### What to produce
Copy out the listing exactly.

### Data for processing
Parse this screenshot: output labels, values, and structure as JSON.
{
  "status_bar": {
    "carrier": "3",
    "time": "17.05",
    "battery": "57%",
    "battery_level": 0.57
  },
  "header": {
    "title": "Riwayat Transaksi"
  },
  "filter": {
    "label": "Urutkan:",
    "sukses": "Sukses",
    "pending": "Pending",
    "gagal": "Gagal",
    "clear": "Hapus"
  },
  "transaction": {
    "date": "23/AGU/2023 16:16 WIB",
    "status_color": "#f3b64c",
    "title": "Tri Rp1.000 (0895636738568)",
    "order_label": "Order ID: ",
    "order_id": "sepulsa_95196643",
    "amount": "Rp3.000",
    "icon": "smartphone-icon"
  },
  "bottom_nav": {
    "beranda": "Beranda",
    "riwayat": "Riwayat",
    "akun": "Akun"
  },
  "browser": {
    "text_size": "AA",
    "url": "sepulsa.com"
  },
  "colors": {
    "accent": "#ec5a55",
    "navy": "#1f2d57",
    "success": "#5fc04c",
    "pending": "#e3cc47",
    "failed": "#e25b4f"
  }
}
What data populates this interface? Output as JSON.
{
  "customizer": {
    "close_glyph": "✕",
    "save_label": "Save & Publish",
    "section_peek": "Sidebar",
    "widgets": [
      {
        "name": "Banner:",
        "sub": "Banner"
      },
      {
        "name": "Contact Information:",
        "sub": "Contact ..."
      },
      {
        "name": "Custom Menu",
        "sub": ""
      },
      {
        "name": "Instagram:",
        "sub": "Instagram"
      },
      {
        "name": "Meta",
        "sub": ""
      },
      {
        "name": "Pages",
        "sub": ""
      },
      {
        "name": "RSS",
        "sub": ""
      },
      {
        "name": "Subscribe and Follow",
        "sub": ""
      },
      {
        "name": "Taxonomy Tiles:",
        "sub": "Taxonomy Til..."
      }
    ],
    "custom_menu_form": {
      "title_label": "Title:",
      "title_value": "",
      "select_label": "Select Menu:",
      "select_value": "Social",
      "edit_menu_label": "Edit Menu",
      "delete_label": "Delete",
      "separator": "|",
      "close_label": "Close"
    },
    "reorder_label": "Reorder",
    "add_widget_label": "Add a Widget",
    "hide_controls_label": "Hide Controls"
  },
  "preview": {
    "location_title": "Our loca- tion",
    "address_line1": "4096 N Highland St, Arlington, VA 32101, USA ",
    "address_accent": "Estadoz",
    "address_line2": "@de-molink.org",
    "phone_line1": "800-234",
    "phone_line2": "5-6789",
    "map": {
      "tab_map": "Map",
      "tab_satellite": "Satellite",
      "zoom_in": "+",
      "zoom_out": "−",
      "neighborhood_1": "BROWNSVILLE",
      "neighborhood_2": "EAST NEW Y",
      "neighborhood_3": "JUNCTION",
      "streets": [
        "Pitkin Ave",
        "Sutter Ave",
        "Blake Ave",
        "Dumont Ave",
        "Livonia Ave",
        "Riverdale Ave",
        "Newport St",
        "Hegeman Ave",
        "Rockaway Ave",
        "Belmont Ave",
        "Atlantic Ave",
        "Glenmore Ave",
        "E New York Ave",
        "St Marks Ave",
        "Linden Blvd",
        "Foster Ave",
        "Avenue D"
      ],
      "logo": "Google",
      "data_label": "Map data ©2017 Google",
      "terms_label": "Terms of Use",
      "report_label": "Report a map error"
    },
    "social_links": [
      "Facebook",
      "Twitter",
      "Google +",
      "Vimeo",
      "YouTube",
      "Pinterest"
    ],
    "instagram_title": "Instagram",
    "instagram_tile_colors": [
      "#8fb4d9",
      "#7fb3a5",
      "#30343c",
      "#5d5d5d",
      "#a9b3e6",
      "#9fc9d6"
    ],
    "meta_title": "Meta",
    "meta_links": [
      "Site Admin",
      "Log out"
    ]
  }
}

### Exercise result
Parse this screenshot: output labels, values, and structure as JSON.
{
  "status_bar": {
    "carrier": "3",
    "time": "17.05",
    "battery": "57%",
    "battery_level": 0.57
  },
  "header": {
    "title": "Riwayat Transaksi"
  },
  "filter": {
    "label": "Urutkan:",
    "sukses": "Sukses",
    "pending": "Pending",
    "gagal": "Gagal",
    "clear": "Hapus"
  },
  "transaction": {
    "date": "23/AGU/2023 16:16 WIB",
    "status_color": "#f3b64c",
    "title": "Tri Rp1.000 (0895636738568)",
    "order_label": "Order ID: ",
    "order_id": "sepulsa_95196643",
    "amount": "Rp3.000",
    "icon": "smartphone-icon"
  },
  "bottom_nav": {
    "beranda": "Beranda",
    "riwayat": "Riwayat",
    "akun": "Akun"
  },
  "browser": {
    "text_size": "AA",
    "url": "sepulsa.com"
  },
  "colors": {
    "accent": "#ec5a55",
    "navy": "#1f2d57",
    "success": "#5fc04c",
    "pending": "#e3cc47",
    "failed": "#e25b4f"
  }
}
What data populates this interface? Output as JSON.
{
  "customizer": {
    "close_glyph": "✕",
    "save_label": "Save & Publish",
    "section_peek": "Sidebar",
    "widgets": [
      {
        "name": "Banner:",
        "sub": "Banner"
      },
      {
        "name": "Contact Information:",
        "sub": "Contact ..."
      },
      {
        "name": "Custom Menu",
        "sub": ""
      },
      {
        "name": "Instagram:",
        "sub": "Instagram"
      },
      {
        "name": "Meta",
        "sub": ""
      },
      {
        "name": "Pages",
        "sub": ""
      },
      {
        "name": "RSS",
        "sub": ""
      },
      {
        "name": "Subscribe and Follow",
        "sub": ""
      },
      {
        "name": "Taxonomy Tiles:",
        "sub": "Taxonomy Til..."
      }
    ],
    "custom_menu_form": {
      "title_label": "Title:",
      "title_value": "",
      "select_label": "Select Menu:",
      "select_value": "Social",
      "edit_menu_label": "Edit Menu",
      "delete_label": "Delete",
      "separator": "|",
      "close_label": "Close"
    },
    "reorder_label": "Reorder",
    "add_widget_label": "Add a Widget",
    "hide_controls_label": "Hide Controls"
  },
  "preview": {
    "location_title": "Our loca- tion",
    "address_line1": "4096 N Highland St, Arlington, VA 32101, USA ",
    "address_accent": "Estadoz",
    "address_line2": "@de-molink.org",
    "phone_line1": "800-234",
    "phone_line2": "5-6789",
    "map": {
      "tab_map": "Map",
      "tab_satellite": "Satellite",
      "zoom_in": "+",
      "zoom_out": "−",
      "neighborhood_1": "BROWNSVILLE",
      "neighborhood_2": "EAST NEW Y",
      "neighborhood_3": "JUNCTION",
      "streets": [
        "Pitkin Ave",
        "Sutter Ave",
        "Blake Ave",
        "Dumont Ave",
        "Livonia Ave",
        "Riverdale Ave",
        "Newport St",
        "Hegeman Ave",
        "Rockaway Ave",
        "Belmont Ave",
        "Atlantic Ave",
        "Glenmore Ave",
        "E New York Ave",
        "St Marks Ave",
        "Linden Blvd",
        "Foster Ave",
        "Avenue D"
      ],
      "logo": "Google",
      "data_label": "Map data ©2017 Google",
      "terms_label": "Terms of Use",
      "report_label": "Report a map error"
    },
    "social_links": [
      "Facebook",
      "Twitter",
      "Google +",
      "Vimeo",
      "YouTube",
      "Pinterest"
    ],
    "instagram_title": "Instagram",
    "instagram_tile_colors": [
      "#8fb4d9",
      "#7fb3a5",
      "#30343c",
      "#5d5d5d",
      "#a9b3e6",
      "#9fc9d6"
    ],
    "meta_title": "Meta",
    "meta_links": [
      "Site Admin",
      "Log out"
    ]
  }
}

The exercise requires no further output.